== Extracted records ==
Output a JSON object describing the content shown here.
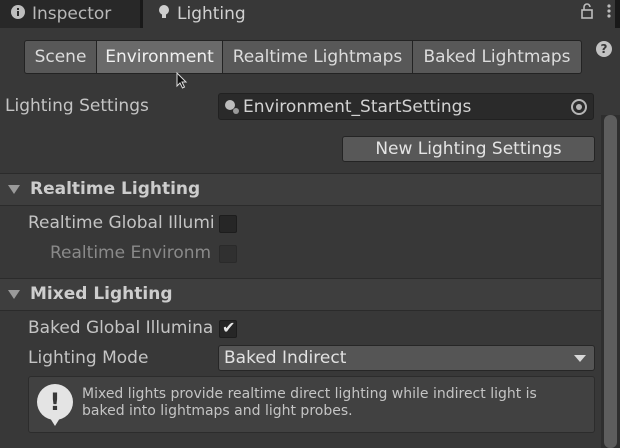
{
  "tabs": {
    "inspector_label": "Inspector",
    "lighting_label": "Lighting",
    "inspector_icon": "info-icon",
    "lighting_icon": "lightbulb-icon",
    "lock_icon": "lock-icon",
    "menu_icon": "kebab-menu-icon"
  },
  "subtabs": [
    {
      "label": "Scene",
      "active": false
    },
    {
      "label": "Environment",
      "active": true
    },
    {
      "label": "Realtime Lightmaps",
      "active": false
    },
    {
      "label": "Baked Lightmaps",
      "active": false
    }
  ],
  "lighting_settings": {
    "label": "Lighting Settings",
    "value": "Environment_StartSettings",
    "new_button": "New Lighting Settings"
  },
  "realtime": {
    "title": "Realtime Lighting",
    "gi_label": "Realtime Global Illumi",
    "gi_checked": false,
    "env_label": "Realtime Environm",
    "env_checked": false
  },
  "mixed": {
    "title": "Mixed Lighting",
    "baked_label": "Baked Global Illumina",
    "baked_checked": true,
    "mode_label": "Lighting Mode",
    "mode_value": "Baked Indirect",
    "help_text": "Mixed lights provide realtime direct lighting while indirect light is baked into lightmaps and light probes."
  },
  "colors": {
    "background": "#383838",
    "tabbar": "#191919",
    "active_subtab": "#6a6a6a"
  }
}
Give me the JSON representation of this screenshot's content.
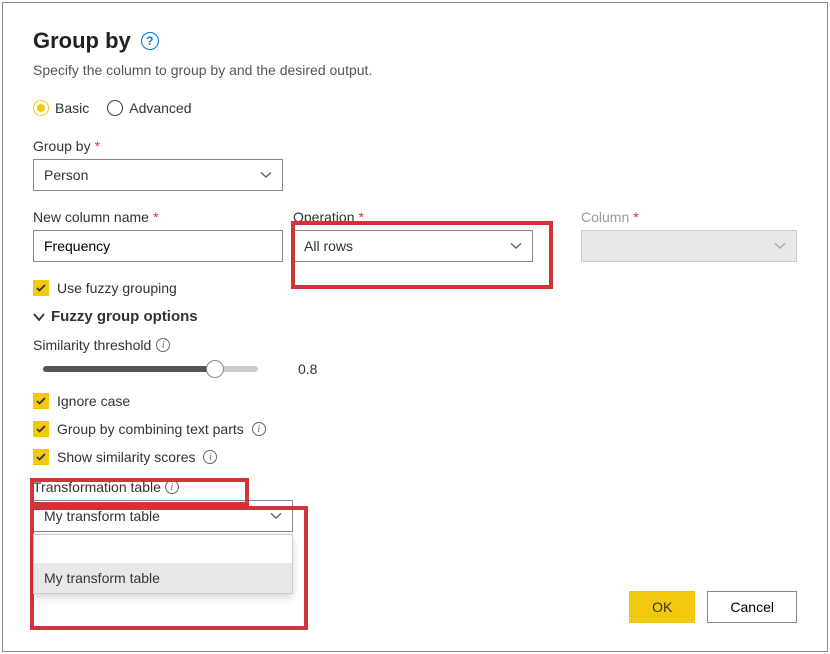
{
  "dialog": {
    "title": "Group by",
    "subtitle": "Specify the column to group by and the desired output."
  },
  "mode": {
    "basic": "Basic",
    "advanced": "Advanced"
  },
  "groupBy": {
    "label": "Group by",
    "value": "Person"
  },
  "newColumn": {
    "label": "New column name",
    "value": "Frequency"
  },
  "operation": {
    "label": "Operation",
    "value": "All rows"
  },
  "column": {
    "label": "Column"
  },
  "fuzzy": {
    "checkbox": "Use fuzzy grouping",
    "section": "Fuzzy group options",
    "threshold": "Similarity threshold",
    "thresholdValue": "0.8",
    "ignoreCase": "Ignore case",
    "combineText": "Group by combining text parts",
    "showScores": "Show similarity scores",
    "transformLabel": "Transformation table",
    "transformValue": "My transform table",
    "dropdownItem": "My transform table"
  },
  "buttons": {
    "ok": "OK",
    "cancel": "Cancel"
  }
}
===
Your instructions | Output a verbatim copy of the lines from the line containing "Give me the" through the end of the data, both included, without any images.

Answer for this exercise |
Give me the JSON representation of this screenshot's content.
{
  "dialog": {
    "title": "Group by",
    "subtitle": "Specify the column to group by and the desired output."
  },
  "mode": {
    "basic": "Basic",
    "advanced": "Advanced"
  },
  "groupBy": {
    "label": "Group by",
    "value": "Person"
  },
  "newColumn": {
    "label": "New column name",
    "value": "Frequency"
  },
  "operation": {
    "label": "Operation",
    "value": "All rows"
  },
  "column": {
    "label": "Column"
  },
  "fuzzy": {
    "checkbox": "Use fuzzy grouping",
    "section": "Fuzzy group options",
    "threshold": "Similarity threshold",
    "thresholdValue": "0.8",
    "ignoreCase": "Ignore case",
    "combineText": "Group by combining text parts",
    "showScores": "Show similarity scores",
    "transformLabel": "Transformation table",
    "transformValue": "My transform table",
    "dropdownItem": "My transform table"
  },
  "buttons": {
    "ok": "OK",
    "cancel": "Cancel"
  }
}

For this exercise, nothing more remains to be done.